The magical creatures in Marti Svoboda-Sidelnick’s intricately composed glass pieces are real. After all, you can see and touch them. As the artist views it, they are merely “part of nature.”
Some of her fairies, gnomes, and sprites are solitary figures, while others expand into entire environments. Svoboda-Sidelnick transforms glass into small-scale ferns and grasses, trees and pixies. The physical attributes of the fantastical beings glass heads, gossamer fairy wings, antennae, tympana often give them the appearance of yet-to-be discovered exotic orchids, and allow them to blend into their surroundings in a way that camouflages them at first glance. But a closer look reveals them in all their surprising charm, in a way that may be sufficiently enchanting to convert, or at least entice, a nonbeliever.
Svodboda-Sidelnick attended Purdue to study mathematics, tested into a computer-oriented class, was the only girl in the class, and hated it. “So I switched majors to take art, and my parents weren’t happy.” After graduating, she realized she wanted to teach — and taught kindergarten through fifth grade for the next 25 years, including at North Buncombe Elementary. “Sometimes I hear from my former students who are still pursuing art,” she says, “and I love that.” After she retired, she still felt the urge to teach, so she went on volunteering. Then, in 2003, her husband gave her glassblowing classes for Mother’s Day.
“I found a new passion,” she says. The following year, she attended workshops at Penland School of Craft to refine her skills, which she currently hones at NC Glass Center.

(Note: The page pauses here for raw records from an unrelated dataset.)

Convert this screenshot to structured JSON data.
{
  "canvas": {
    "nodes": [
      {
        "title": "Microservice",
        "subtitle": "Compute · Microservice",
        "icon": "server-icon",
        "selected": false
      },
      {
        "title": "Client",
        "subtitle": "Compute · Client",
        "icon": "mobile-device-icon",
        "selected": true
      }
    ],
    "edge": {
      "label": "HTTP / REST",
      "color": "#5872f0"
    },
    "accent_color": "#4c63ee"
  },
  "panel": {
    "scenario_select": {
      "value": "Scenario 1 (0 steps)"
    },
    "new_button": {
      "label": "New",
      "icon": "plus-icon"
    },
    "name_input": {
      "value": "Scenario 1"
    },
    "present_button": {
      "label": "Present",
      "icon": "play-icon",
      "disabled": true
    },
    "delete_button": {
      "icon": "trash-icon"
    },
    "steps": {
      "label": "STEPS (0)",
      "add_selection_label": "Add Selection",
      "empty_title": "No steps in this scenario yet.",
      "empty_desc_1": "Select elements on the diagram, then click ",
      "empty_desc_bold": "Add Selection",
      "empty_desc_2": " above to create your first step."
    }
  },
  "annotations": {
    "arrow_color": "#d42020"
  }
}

For her flamework, Svoboda-Sidelnick uses a large torch, despite how tiny and intricate her figures are, because she prefers borosilicate glass that has a high-temperature melting point. Borosilicate — the same glass used in scientific laboratories — is also extremely durable and shock resistant. While Svoboda-Sidelnick’s little creatures may appear fragile and dainty, the natural powers they embody are strong.
And, too, “I like borosilicate because it’s more forgiving,” says the artist. “It has a longer working time because it doesn’t cool as fast as other kinds of glass where you have to work really fast,” she explains. “I can work on a piece, put it down, and come back to it later. The hardest part is putting the tiny flower petals together without having a torch accident where you hit the middle of the petal and crack it.”
She also incorporates a variety of other media. A glass figure’s parts are connected with needle-felted wool. Driftwood meets moss and lichen. Burls are juxtaposed with grasses; acorns and seedpods appear. Clay also plays a role, in a nod to Svoboda-Sidelnick’s childhood adventures in art.
“I took painting lessons as a young kid at the community center, and would paint ceramic angels and things.” She was so young that if she wanted to write on a piece — like inscribing the words “To Mother” — she would have to ask her teacher to do the writing.
A detour here and there notwithstanding, growing up didn’t change her true direction. Not at all — “You can find fairies everywhere, if you believe in them,” she says.
Marti Svoboda-Sidelnick, Asheville. The artist’s work will be on display through Sunday, June 19, in the D Space Gallery of the North Carolina Glass Center (140 Roberts St.) as part of the group exhibit Floralia. For more information, see ncglasscenter.org.